The British wanted to control South Africa because it was one of the trade routes to India. British rule made their country increasingly a country of industry and business. The Boers also felt that the native Africans were inferior and should be treated as slaves. The British insisted that Africans should have rights.
Why did the British settle in South Africa?
Initially British control was aimed to protect the trade route to the East, however, the British soon realised the potential to develop the Cape for their own needs. With colonialism, which began in South Africa in 1652, came the Slavery and Forced Labour Model.
What did Britain do to South Africa?
When Great Britain imperialized South Africa in 1870s, they took over most of the natural resources and industries. Mining for diamonds and gold were two of the major industries that the economy was centered around.
When did Britain take over South Africa?
The British occupied the Cape in 1795, ending the Dutch East India Companys role in the region. Although the British relinquished the colony to the Dutch in the Treaty of Amiens (1802), they reannexed it in 1806 after the start of the Napoleonic Wars.
Why was South Africa colonized?
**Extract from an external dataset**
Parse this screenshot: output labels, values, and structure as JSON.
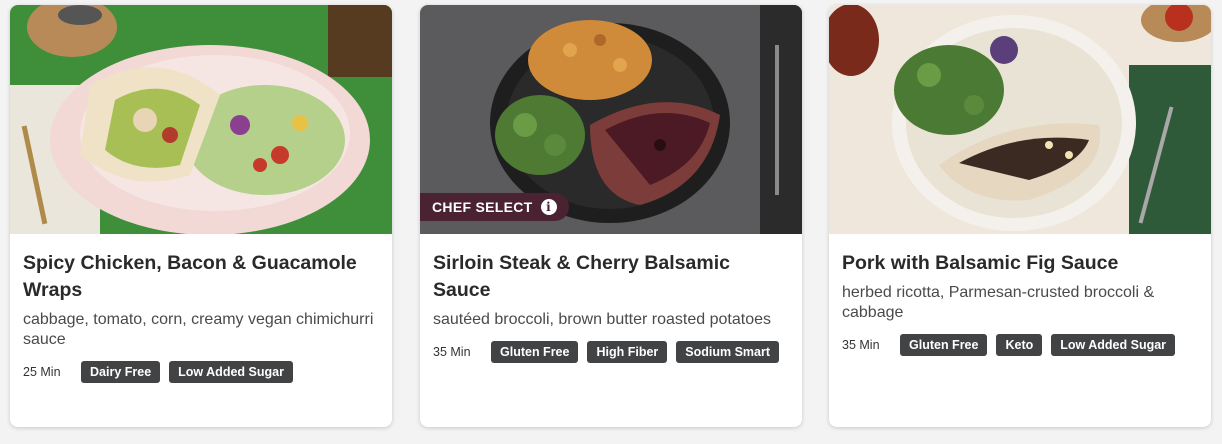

In 1657 the colonial authorities started a process of allotting farms to European settlers (free burghers) in the arable regions around Cape Town, where wine and wheat became the major products. Increased European encroachment ultimately led to the colonisation and occupation of South Africa by the Dutch.